So how will the changes affect the Yankees? Well, on paper they have improved the club. The changes might be worth 3-4 wins over the remainder of the season and that might be enough to get them into the playoffs for the 11th straight season. Of course the games aren't played on paper. Many players have been unable to perform up to their abilities when they come to NY. The pressure here is different than in any other city. Suddenly every mistake is magnified. The press and sometimes the fans can be merciless. It's a tough place to play. It's also the best place to play if you win. The fans never forget a champion.

Abreu is a big upgrade in the lineup. His power numbers this year are way down from his previous seasons, but his OBP is well over .400. He can provide either protection for Arod in the number 5 slot or get on base ahead of Giambi in the 3 slot. Either way he should help make the Yankees a better offensive team. The same can be said of Wilson. While he's not the impact player that Abreu is, he will provide a significant upgrade over Andy Phillips. Phillps has been horrible this year against left handed pitching (to the tune of a .195 average). Wilson has an average over .300 against lefties and has much better power numbers than Phillips.

Cory Lidle is the last piece the Yankees picked up. He came over in the Abreu trade. His ERA was 4.74 in the national league, which does not bode well for his chances in the better hitting American League. He was playing in a hitters paradise in Philly, but I'm not sure that he will have much success in NY. He was brought over to be the fifth starter and considering that he is essentially replacing Shawn Chacon, I guess whatever he can provide will be an upgrade. If he can pitch 6-7 innings a game and keep the opposition under 5 runs a game, he might just end up being "the key to the pennant" (I put that in quotes because it's my friend Tom Stolfi's favorite line about every player he picks up for his fantasy team. I wanted to give him credit for the phrase).

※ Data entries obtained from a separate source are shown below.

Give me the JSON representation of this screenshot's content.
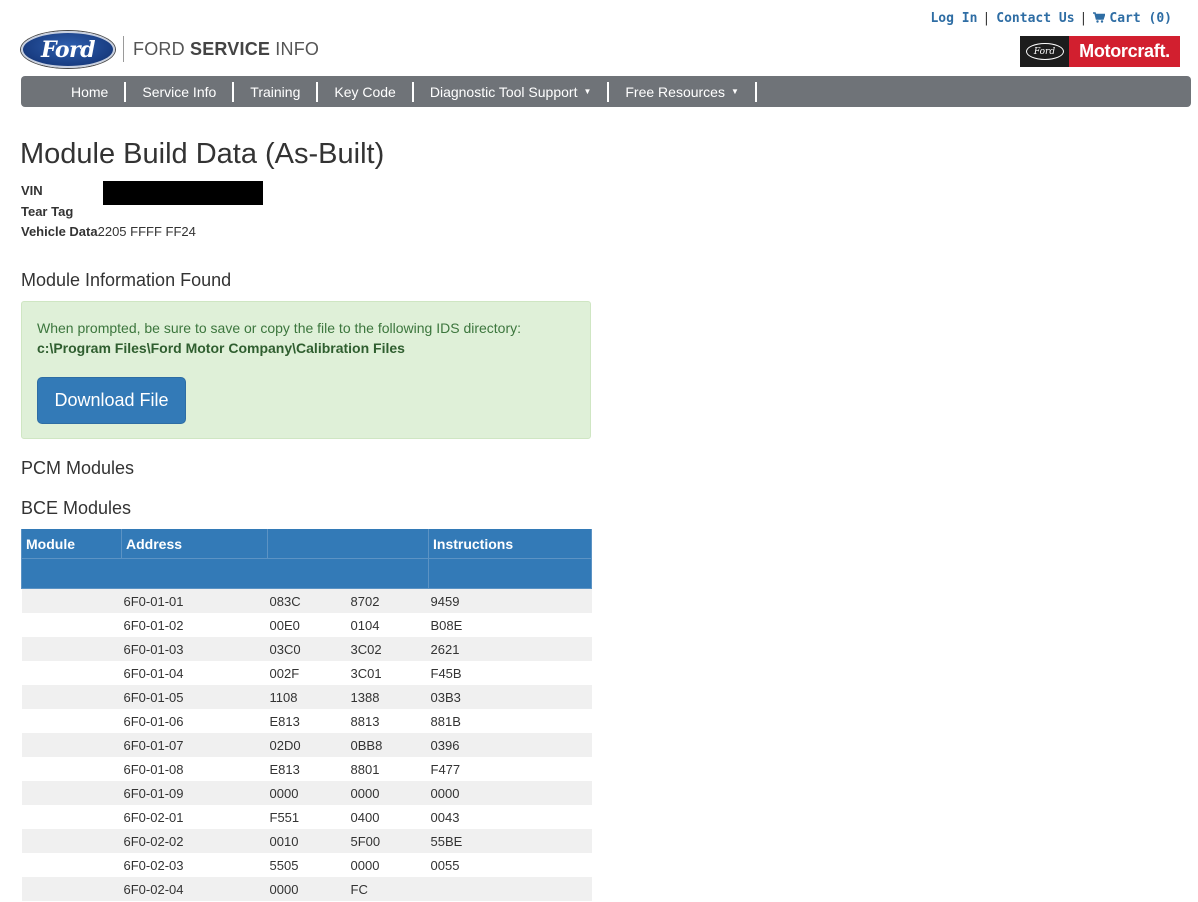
{
  "toplinks": {
    "login": "Log In",
    "sep": "|",
    "contact": "Contact Us",
    "cart": "Cart (0)"
  },
  "brand": {
    "oval_text": "Ford",
    "name_light": "FORD ",
    "name_bold": "SERVICE",
    "name_end": " INFO"
  },
  "motorcraft": {
    "ford_mini": "Ford",
    "label": "Motorcraft."
  },
  "nav": [
    {
      "label": "Home",
      "dropdown": false
    },
    {
      "label": "Service Info",
      "dropdown": false
    },
    {
      "label": "Training",
      "dropdown": false
    },
    {
      "label": "Key Code",
      "dropdown": false
    },
    {
      "label": "Diagnostic Tool Support",
      "dropdown": true
    },
    {
      "label": "Free Resources",
      "dropdown": true
    }
  ],
  "caret": "▼",
  "page": {
    "title": "Module Build Data (As-Built)",
    "vin_label": "VIN",
    "tear_tag_label": "Tear Tag",
    "vehicle_data_label": "Vehicle Data",
    "vehicle_data_value": "2205 FFFF FF24"
  },
  "module_info": {
    "heading": "Module Information Found",
    "message": "When prompted, be sure to save or copy the file to the following IDS directory:",
    "path": "c:\\Program Files\\Ford Motor Company\\Calibration Files",
    "button": "Download File"
  },
  "pcm_heading": "PCM Modules",
  "bce_heading": "BCE Modules",
  "table": {
    "headers": {
      "module": "Module",
      "address": "Address",
      "instructions": "Instructions"
    },
    "rows": [
      [
        "",
        "6F0-01-01",
        "083C",
        "8702",
        "9459"
      ],
      [
        "",
        "6F0-01-02",
        "00E0",
        "0104",
        "B08E"
      ],
      [
        "",
        "6F0-01-03",
        "03C0",
        "3C02",
        "2621"
      ],
      [
        "",
        "6F0-01-04",
        "002F",
        "3C01",
        "F45B"
      ],
      [
        "",
        "6F0-01-05",
        "1108",
        "1388",
        "03B3"
      ],
      [
        "",
        "6F0-01-06",
        "E813",
        "8813",
        "881B"
      ],
      [
        "",
        "6F0-01-07",
        "02D0",
        "0BB8",
        "0396"
      ],
      [
        "",
        "6F0-01-08",
        "E813",
        "8801",
        "F477"
      ],
      [
        "",
        "6F0-01-09",
        "0000",
        "0000",
        "0000"
      ],
      [
        "",
        "6F0-02-01",
        "F551",
        "0400",
        "0043"
      ],
      [
        "",
        "6F0-02-02",
        "0010",
        "5F00",
        "55BE"
      ],
      [
        "",
        "6F0-02-03",
        "5505",
        "0000",
        "0055"
      ],
      [
        "",
        "6F0-02-04",
        "0000",
        "FC",
        ""
      ]
    ]
  },
  "colors": {
    "accent": "#337ab7",
    "nav_bg": "#6f7378",
    "alert_bg": "#dff0d8",
    "motorcraft_red": "#d21f2f"
  },
  "icons": {
    "cart": "shopping-cart-icon"
  }
}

The Red Sox talked about a couple of major trades over the last few days, but in the end did not make any. The Red Sox are in first and are on the verge of Wakefield and Wells returning (wells actually came back last night and got shelled), so they are hoping that their returning players provide them with the bump that a trade would have provided. Once again on paper it looks like the Yankees have made the moves that would make them the favorites to win the east. Not only did they fill their outfield gap, but also they added a fifth starter and strengthened their bench. Matsui may be able to come back by the end of the month and if Sheff does come back then they would have the best lineup in baseball. The lineup for September may look something like this; Damon, Jeter, Abreu, Giambi, Arod, Matsui, Sheffield, Posada, Cano. Every single one of those players has been an all star and all are capable of carrying the team for a short stretch. The problem with that scenario is that the Yankees have to play a five game series in Boston in August. At that point Sheff and Matsui won't be back and those five games may very well decide the Yankees fate.

I don't think the Yankees moves are going to separate them from the field, but they should help to keep the Yanks in the thick of the race. As I said at the beginning of the season, the difference between the Yankees and the Red Sox is minimal. The winner of the east will come down to who gets the breaks. And given the number of injuries that Yankees have sustained, I mean that literally.